This short “fun book” comprises activities based on various aspects of ancient Greek history, culture and myth. The activities include “spot-the difference” puzzles, crosswords and brainteasers, all aimed to “test and perplex” (p. 4) the reader, along with games and jokes “to keep [them] chuckling” (p. 4). A checklist towards the start gives a brief explanation of the historical and mythical figures and places that appear in the book. Most of the activities can be carried out quite quickly by children on their own.
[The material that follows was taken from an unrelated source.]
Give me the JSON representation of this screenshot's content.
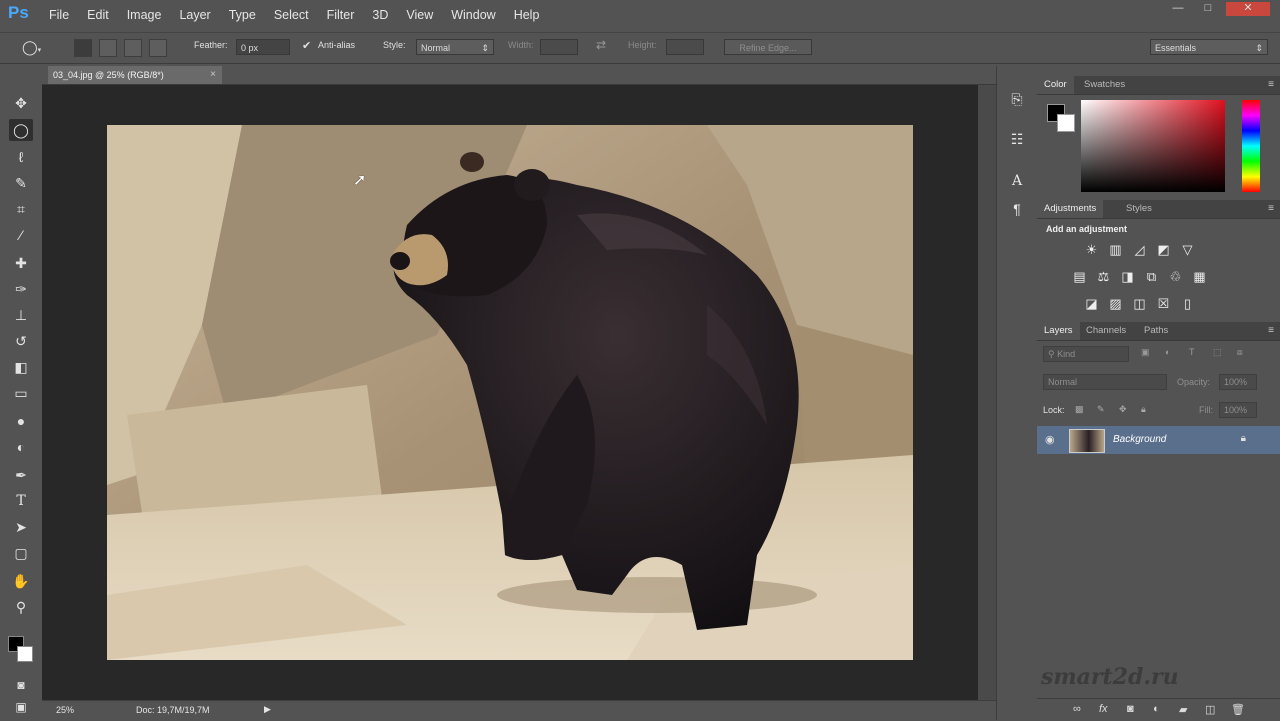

These include filling in missing letters of ancient Greek words (p. 38), counting the eyes of Argus (p. 39) and spotting the differences between two drawings of a section of the Parthenon Frieze (p. 49). There is also a longer “Odyssey Game” for two or more players, requiring a die and a counter (pp. 33-35). The winner is the first to return home after encountering various challenges. Puns abound throughout the book via jokes and the titles of activities (e.g. “Deep Frieze, p. 49).
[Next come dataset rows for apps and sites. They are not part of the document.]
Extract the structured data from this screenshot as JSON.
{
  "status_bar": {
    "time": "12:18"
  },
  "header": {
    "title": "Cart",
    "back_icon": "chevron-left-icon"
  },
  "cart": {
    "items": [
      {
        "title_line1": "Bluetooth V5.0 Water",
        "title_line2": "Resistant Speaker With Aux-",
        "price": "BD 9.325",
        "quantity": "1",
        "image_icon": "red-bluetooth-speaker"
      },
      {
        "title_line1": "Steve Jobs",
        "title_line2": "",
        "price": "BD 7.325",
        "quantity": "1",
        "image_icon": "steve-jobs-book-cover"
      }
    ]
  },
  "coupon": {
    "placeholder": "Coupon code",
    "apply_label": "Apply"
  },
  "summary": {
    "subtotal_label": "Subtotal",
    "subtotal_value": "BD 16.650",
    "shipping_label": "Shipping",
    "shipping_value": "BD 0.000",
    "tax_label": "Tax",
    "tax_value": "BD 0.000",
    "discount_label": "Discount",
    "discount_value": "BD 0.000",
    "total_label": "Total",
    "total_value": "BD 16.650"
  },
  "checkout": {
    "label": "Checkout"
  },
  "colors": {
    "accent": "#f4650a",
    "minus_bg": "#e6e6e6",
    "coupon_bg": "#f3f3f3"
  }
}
Analysis

In common with other “fun books” on historical topics, including those by the same author (e.g. Ransford 2000), this one maintains an irreverent approach to its topic while introducing key facts, figures and customs. In this regard, the author’s approach sets up comparable binary to other history books for children – such as those in the Horrible Histories series -  which distinguish their use of humour from more serious approaches. See, for example, Deary 1995, surveyed elsewhere in this database. The starting premise – as set out in the introduction – is that ancient Greece can be “difficult” (p. 4) to learn about. However, the reader is told, “if you find it all a bit confusing, don’t worry, you are not alone” (p. 4). The author, then, presents herself as one who shares in children’s experiences of finding the educational core a challenge.
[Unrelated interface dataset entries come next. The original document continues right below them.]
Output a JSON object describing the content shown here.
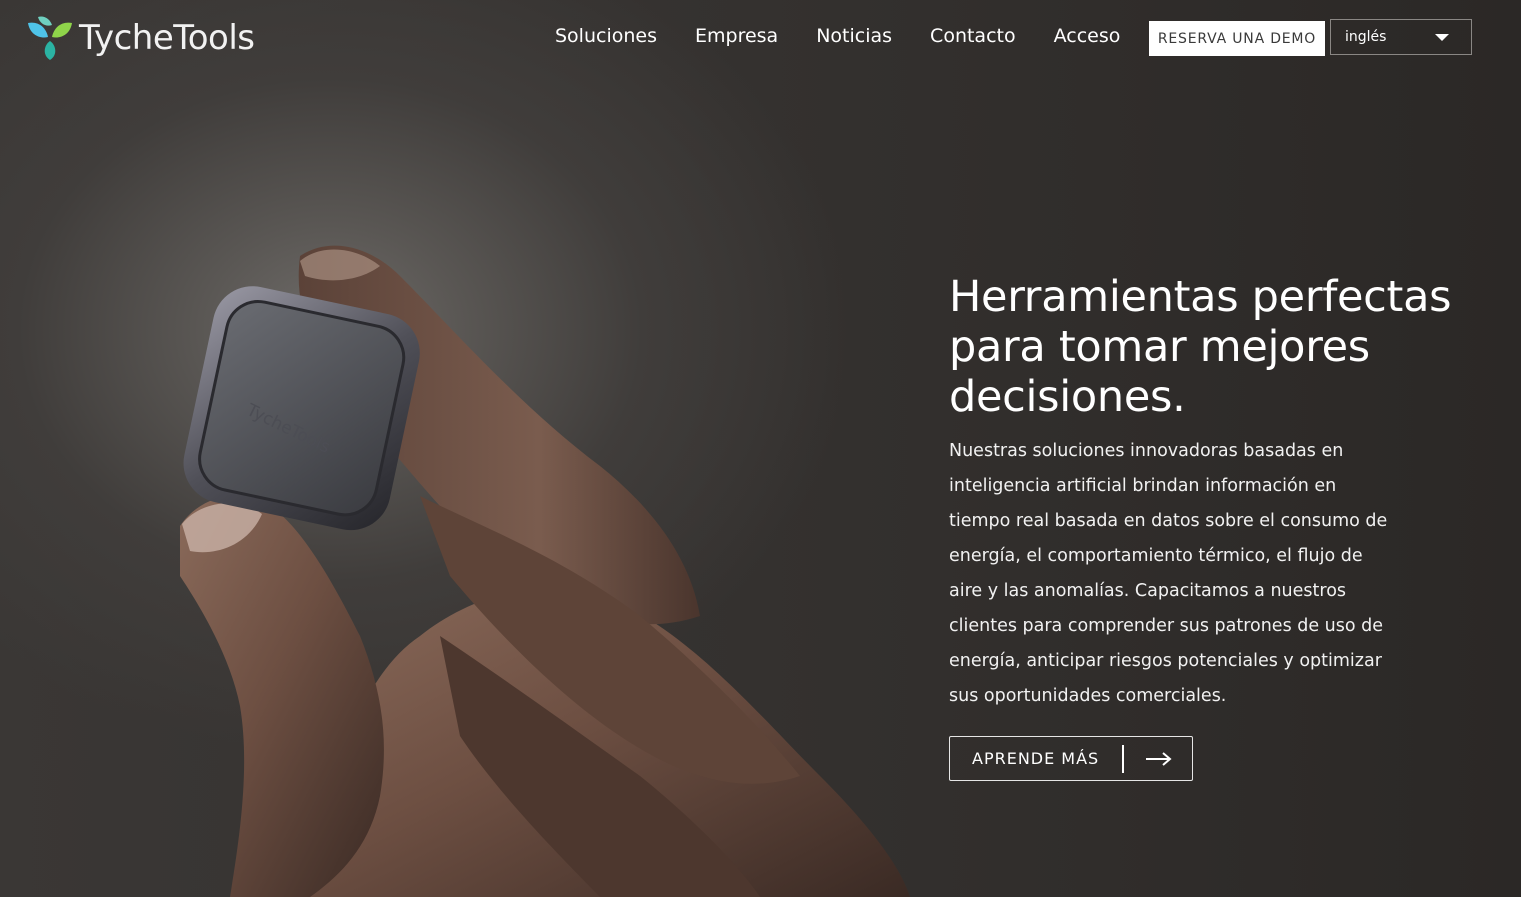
{
  "brand": {
    "name": "TycheTools",
    "device_engraving": "TycheTools",
    "colors": {
      "leaf_left": "#4fc3e8",
      "leaf_right": "#8fd44a",
      "leaf_bottom": "#2bb3a3"
    }
  },
  "nav": {
    "items": [
      {
        "label": "Soluciones"
      },
      {
        "label": "Empresa"
      },
      {
        "label": "Noticias"
      },
      {
        "label": "Contacto"
      },
      {
        "label": "Acceso"
      }
    ],
    "demo_label": "RESERVA UNA DEMO",
    "language": "inglés"
  },
  "hero": {
    "title": "Herramientas perfectas para tomar mejores decisiones.",
    "body": "Nuestras soluciones innovadoras basadas en inteligencia artificial brindan información en tiempo real basada en datos sobre el consumo de energía, el comportamiento térmico, el flujo de aire y las anomalías. Capacitamos a nuestros clientes para comprender sus patrones de uso de energía, anticipar riesgos potenciales y optimizar sus oportunidades comerciales.",
    "cta_label": "APRENDE MÁS"
  }
}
In keeping with the many educational studies into how children learn better through fun and when they are able to engage directly with a subject (e.g. O'Connor 2012), there are many opportunities for active learning. These include finding out about words and phrases used in everyday English (“What’s in a word, p. 30), or about the composition of the Parthenon Frieze (“deep frieze” spot-the-difference activity, p. 49). While introduced as breaks from the activities to “keep you chuckling” (p. 4), the jokes interspersed through the book each add to the reader’s knowledge about specific ancient Greek customs or people.


Further Reading

Deary, Terry, Horrible Histories: The Groovy Greeks, New York: Scholastic, 1995.

O'Connor, Doireann, “A pedagogy of freedom: Why primary school teachers should embrace educational emancipation, University of Notre Dame Australia ResearchOnline@ND, 2012, available at core.ac.uk (accessed: August 6, 2020).

Ransford, Sandy, British Museum Fun Book: Ancient Rome, London: British Museum Press 2000.

Yellow cloud